# Energetic Question Varification & help

1. Mar 29, 2005

### SwAnK

hey, we were asked to run up some stairs and find the power and then convert to horsepower.
Heres what i did. Converted my mass into newtons, and got 644.84N.
The distance ran was 9.7m in a time of 3.7s.
using the formula W=F*DeltaD*cos(theta) I got a total energy of 6254.95J
Using P=W/t I got a power of 1690.53watts, and converted this into horsepower and got 2.265hp. Does this sound reasonable?
We also had to get the height of the stares...why??? We were not asked to find GPE but im guessing it plays some roll in the question.

Also, what would the ratio of GPE to KE look like going up the stairs? Because you are expending energy going up the stairs by increasing your GPE and you also had to use some energy to get your KE. My thought is that they would not be the same because it takes more energy to go up then down.
thanx

Last edited: Mar 29, 2005
2. Mar 29, 2005

### dextercioby

If you know the geometry (the inclination angle & the distance travelled while climbing the stairs),then u can easily find the height,using the "sin" function in a right triangle...

Yes,the result of 2.265 horsepower sounds reasonable.

Daniel.

3. Mar 29, 2005

### SwAnK

Sorry i musnt have been clear, i meant that i DO know the hieght it was 4.7m. I was wondering why we would need to know something like this in a question asked to find power.

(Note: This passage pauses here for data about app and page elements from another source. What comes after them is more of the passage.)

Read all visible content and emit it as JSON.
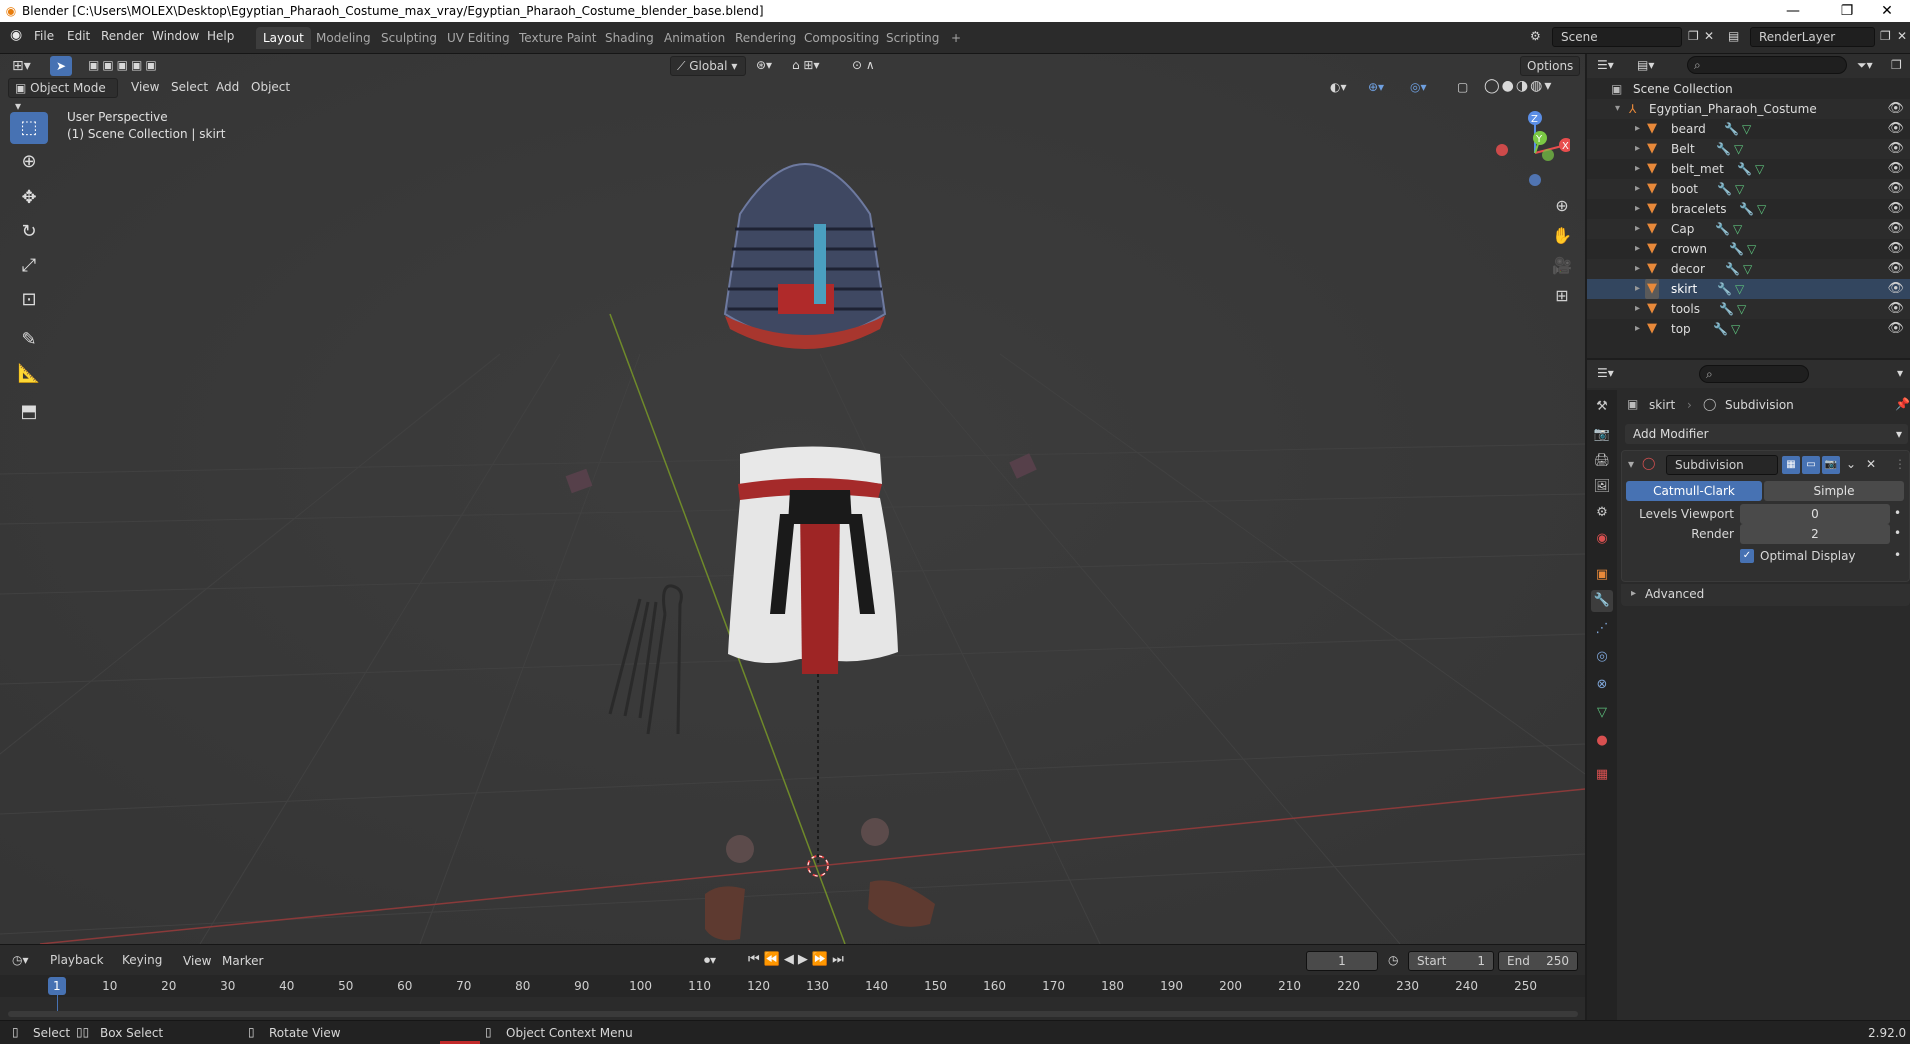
{
  "window": {
    "title": "Blender [C:\\Users\\MOLEX\\Desktop\\Egyptian_Pharaoh_Costume_max_vray/Egyptian_Pharaoh_Costume_blender_base.blend]",
    "minimize": "—",
    "maximize": "❐",
    "close": "✕"
  },
  "menu": {
    "file": "File",
    "edit": "Edit",
    "render": "Render",
    "window": "Window",
    "help": "Help"
  },
  "workspaces": [
    "Layout",
    "Modeling",
    "Sculpting",
    "UV Editing",
    "Texture Paint",
    "Shading",
    "Animation",
    "Rendering",
    "Compositing",
    "Scripting"
  ],
  "workspace_add": "+",
  "scene": {
    "name": "Scene",
    "render_layer": "RenderLayer"
  },
  "viewport": {
    "mode": "Object Mode",
    "menus": [
      "View",
      "Select",
      "Add",
      "Object"
    ],
    "transform_orientation": "Global",
    "options": "Options",
    "perspective": "User Perspective",
    "collection_info": "(1) Scene Collection | skirt",
    "gizmo": {
      "z": "Z",
      "y": "Y",
      "x": "X"
    }
  },
  "outliner": {
    "root": "Scene Collection",
    "collection": "Egyptian_Pharaoh_Costume",
    "objects": [
      "beard",
      "Belt",
      "belt_met",
      "boot",
      "bracelets",
      "Cap",
      "crown",
      "decor",
      "skirt",
      "tools",
      "top"
    ],
    "selected": "skirt"
  },
  "properties": {
    "object": "skirt",
    "modifier_crumb": "Subdivision",
    "add_modifier": "Add Modifier",
    "modifier_name": "Subdivision",
    "catmull": "Catmull-Clark",
    "simple": "Simple",
    "levels_viewport_label": "Levels Viewport",
    "levels_viewport_value": "0",
    "render_label": "Render",
    "render_value": "2",
    "optimal_display": "Optimal Display",
    "advanced": "Advanced"
  },
  "timeline": {
    "menus": [
      "Playback",
      "Keying",
      "View",
      "Marker"
    ],
    "current_frame": "1",
    "start_label": "Start",
    "start": "1",
    "end_label": "End",
    "end": "250",
    "ticks": [
      "1",
      "10",
      "20",
      "30",
      "40",
      "50",
      "60",
      "70",
      "80",
      "90",
      "100",
      "110",
      "120",
      "130",
      "140",
      "150",
      "160",
      "170",
      "180",
      "190",
      "200",
      "210",
      "220",
      "230",
      "240",
      "250"
    ]
  },
  "status": {
    "select": "Select",
    "box_select": "Box Select",
    "rotate_view": "Rotate View",
    "context_menu": "Object Context Menu",
    "version": "2.92.0"
  }
}
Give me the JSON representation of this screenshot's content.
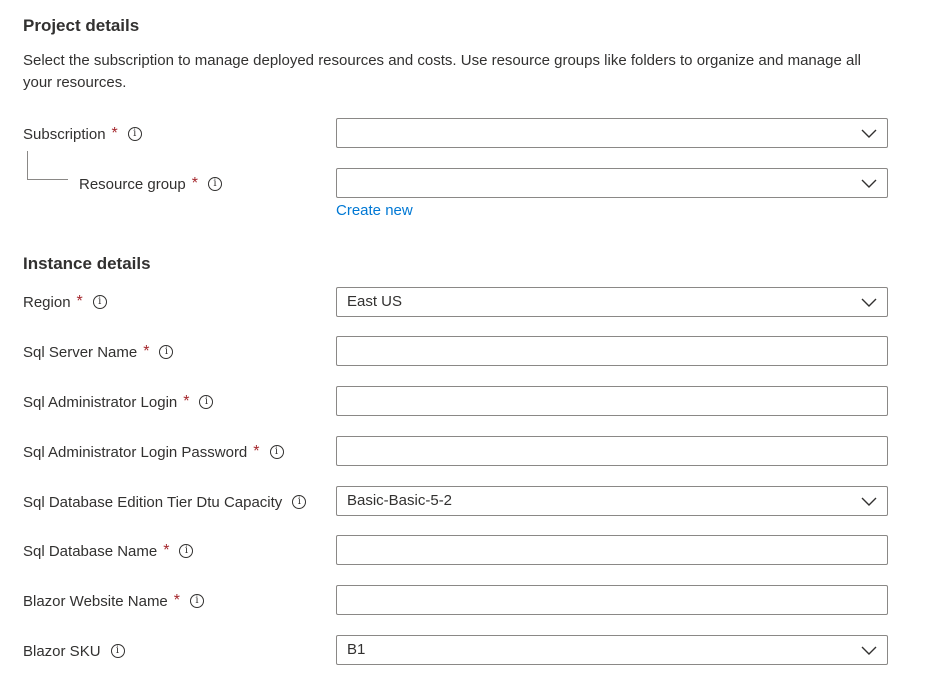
{
  "project": {
    "heading": "Project details",
    "description": "Select the subscription to manage deployed resources and costs. Use resource groups like folders to organize and manage all your resources.",
    "subscription": {
      "label": "Subscription",
      "required": "*",
      "value": ""
    },
    "resource_group": {
      "label": "Resource group",
      "required": "*",
      "value": "",
      "create_new": "Create new"
    }
  },
  "instance": {
    "heading": "Instance details",
    "region": {
      "label": "Region",
      "required": "*",
      "value": "East US"
    },
    "sql_server_name": {
      "label": "Sql Server Name",
      "required": "*",
      "value": ""
    },
    "sql_admin_login": {
      "label": "Sql Administrator Login",
      "required": "*",
      "value": ""
    },
    "sql_admin_password": {
      "label": "Sql Administrator Login Password",
      "required": "*",
      "value": ""
    },
    "sql_db_tier": {
      "label": "Sql Database Edition Tier Dtu Capacity",
      "value": "Basic-Basic-5-2"
    },
    "sql_db_name": {
      "label": "Sql Database Name",
      "required": "*",
      "value": ""
    },
    "blazor_site_name": {
      "label": "Blazor Website Name",
      "required": "*",
      "value": ""
    },
    "blazor_sku": {
      "label": "Blazor SKU",
      "value": "B1"
    }
  },
  "icons": {
    "info": "info-icon",
    "dropdown": "chevron-down-icon"
  },
  "colors": {
    "required": "#a4262c",
    "link": "#0078d4",
    "border": "#8a8886",
    "text": "#323130"
  },
  "info_glyph": "i"
}
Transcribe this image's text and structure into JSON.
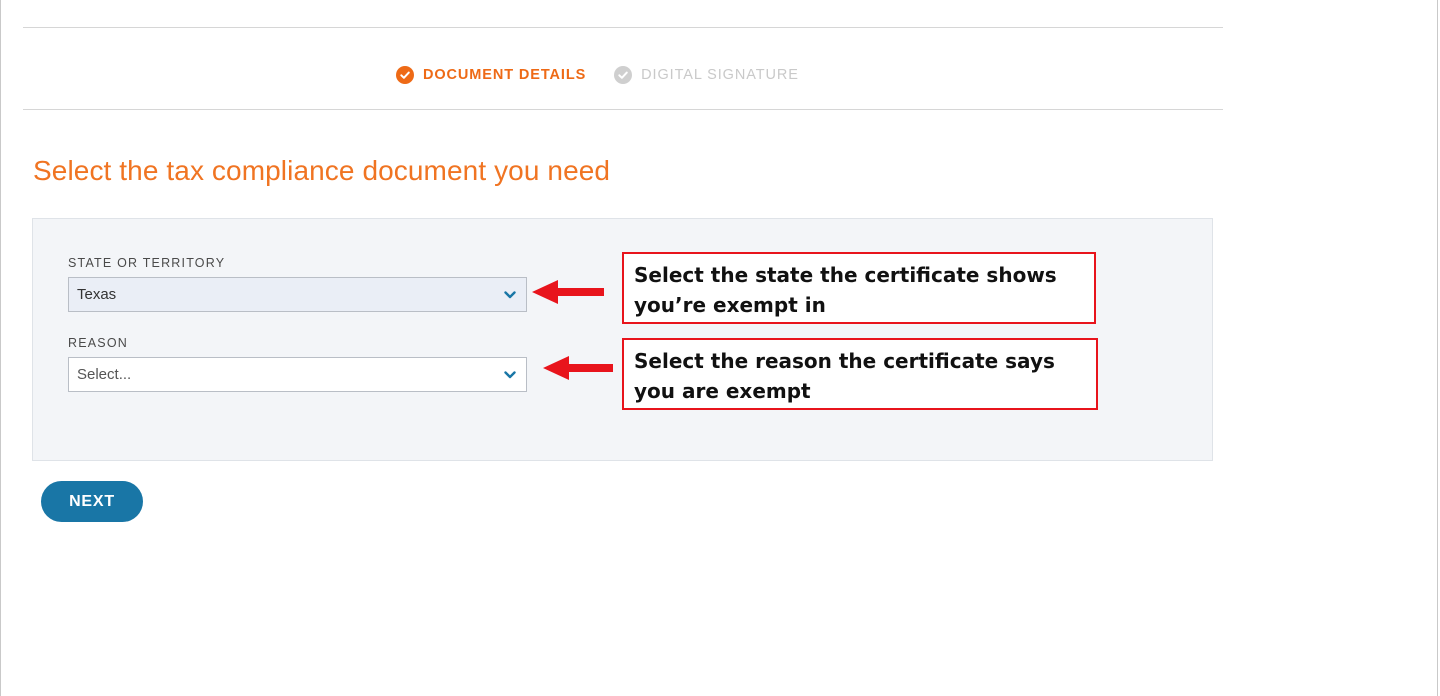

Im guessing it has something to do with potential energy
any ideas??? and what about the ratios? (mentioned above)

4. Mar 30, 2005

### dextercioby

I dunno,u haven't posted the text of the problem exactly,u know...

Daniel.

5. Mar 30, 2005

### whozum

KE = PE. PE = F * h

You need h to know how much work you did, its not enough to know you went against a force.

6. Mar 30, 2005

### dextercioby

Well,he computed the work and apparently forgot to add to this work done against gravity the KE of his movement...He's given the distance & the time,so that would give him an average velocity with which he can compute the KE...

Daniel.

7. Mar 30, 2005

### whozum

Well he could have found the energy either using GPE or KE, they would both give the same result, but KE I believe would require some trig. GPE is much simpler :D

PE = MGH = MG (your weight) x H (height of climb)
PE = 644.84N x 4.7m = 3031J

Yay for inconsistencies. You either measured something incorrectly or reported the wrong figures. Either that or you were running up a 30 degree incline.

Last edited: Mar 30, 2005
8. Mar 30, 2005

### SwAnK

wouldn't you use you average velocity and then find KE, and add this energy to PE??
and then divide that number by time to get watts?

9. Mar 30, 2005

### what

w= Fdcos(theta) is for a constant force or average force, i mean unless you're doing physics with calc. How did you find the force if you were running up the steps, was someone pushing you with a constant force up the stairs. I think you were probably supposed to use the graviational potential energy to find out how much power you used to get yourself to a higher gravitational potential. However, i don't really know what you were supposed to do so this is just a guess.

10. Mar 31, 2005

### SwAnK

read above, i already did that, im wondering about if u find GPE do u add KE to that to get total Energy?

11. Mar 31, 2005

### whozum

Theres two different energies here. The energy provided by your body and the energy provided by GPE. You gain GPE and gain kinetic energy at the expense of the energy put out by your body. I would omit this part.

What I'm not getting is if you ascended 4.7meters, the work done should be mgh. 644.84*9.8*4.7 is 3030Nm. In 3.7s this is 819W, or about 1.1hp.